“I thought we were starting to make some headway in the race. I thought things were kind of looking good for us. Then (Bowyer) got sideways and we were trying to avoid him. Somehow I got turned into the wall.”
Gordon’s team worked feverishly on his car to repair the damage with sweat pouring from crew members in the heat and humidity. They basically rebuilt the nose and rear end of the car so Gordon could return to the track.
Getting the wounded No. 24 to the finish
“You never want to be in that position, but it’s impressive to see what they do,” Gordon said. “The car was really good there at the end – they obviously did a good job getting it all back together.”
I’ll never forget that inaugural Brickyard 400 (which he won) and the way the people cheered for me that day and stayed around after we won
Jeff Gordon on 1994 Brickyard 400
While he said he would not have liked to end his final race at the Brickyard in the garage, getting back on the track was a competition-related move, not a nostalgic one.
“Right now, I’m not thinking about this being my last Brickyard 400; I’m not thinking about anything else other than the race, the points and the rest of the season – we have a lot of season left to go,” Gordon said.
“I think next year when I’m watching this race and I’m not in the driver’s seat, then I’ll probably reflect more and think about it. Right now, that’s not on my mind.”
An adopted Hoosier
It’s been a homecoming week for Gordon at Indy.

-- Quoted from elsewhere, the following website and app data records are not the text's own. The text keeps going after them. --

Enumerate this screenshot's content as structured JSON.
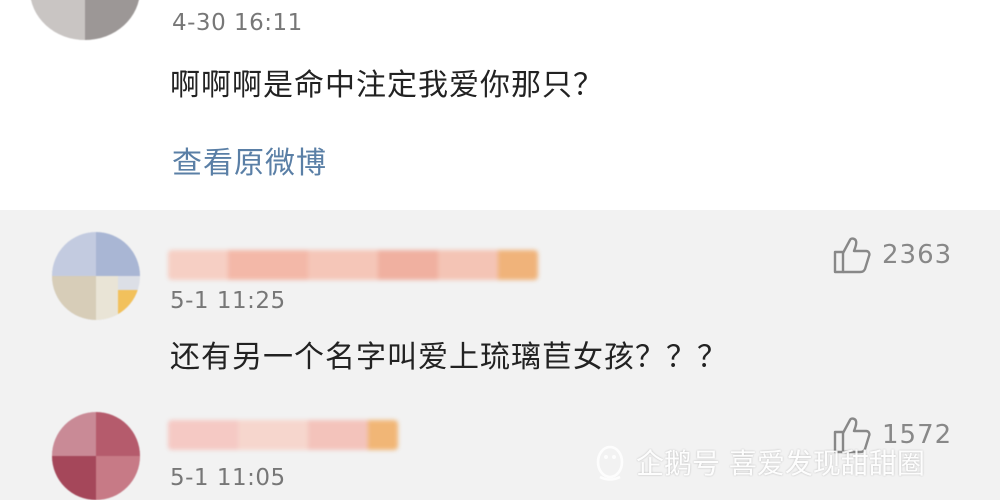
{
  "post": {
    "timestamp": "4-30 16:11",
    "text": "啊啊啊是命中注定我爱你那只？",
    "view_original_label": "查看原微博"
  },
  "replies": [
    {
      "timestamp": "5-1 11:25",
      "text": "还有另一个名字叫爱上琉璃苣女孩？？？",
      "like_count": "2363",
      "like_icon": "thumbs-up-icon"
    },
    {
      "timestamp": "5-1 11:05",
      "text": "",
      "like_count": "1572",
      "like_icon": "thumbs-up-icon"
    }
  ],
  "watermark": {
    "text": "企鹅号 喜爱发现甜甜圈",
    "icon": "penguin-icon"
  },
  "colors": {
    "link": "#5a7fa6",
    "reply_background": "#f2f2f2",
    "post_background": "#ffffff",
    "meta_text": "#777777"
  }
}
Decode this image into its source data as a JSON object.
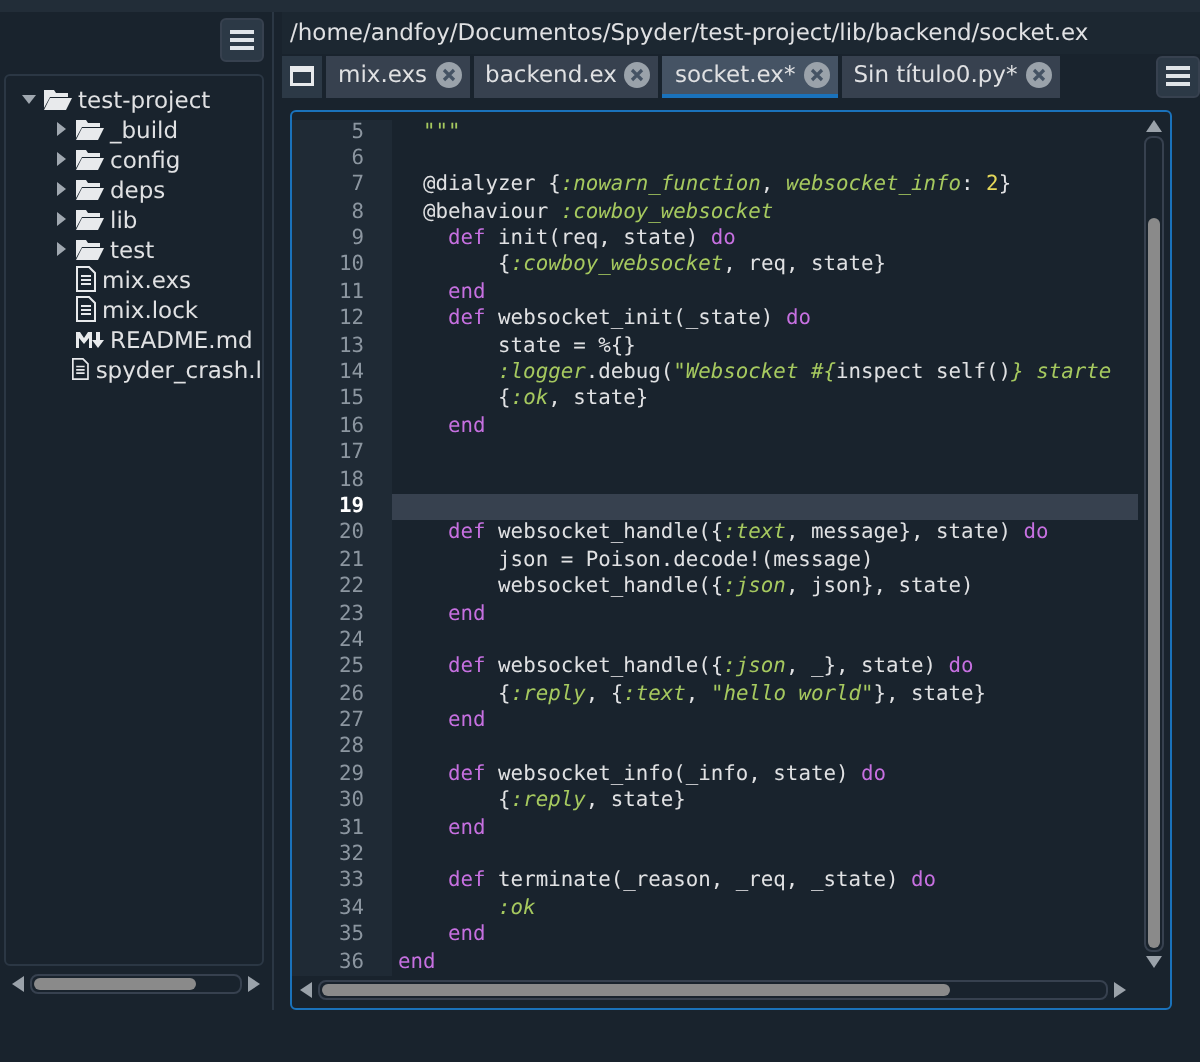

On Thursday in nearby Pittsboro, Ind. – from where his racing career took off – he was honored with a parade.
Gordon called the acceptance by the fans here a “highlight” of his career.
“The day at Pittsboro on Thursday was very special to me and I’ll never forget that,” he said. “I’ll never forget that inaugural Brickyard 400 (which he won) and the way the people cheered for me that day and stayed around after we won.
“Even though we have other true Indiana drivers in the field that they cheer for as well, it’s always meant a great deal to me.”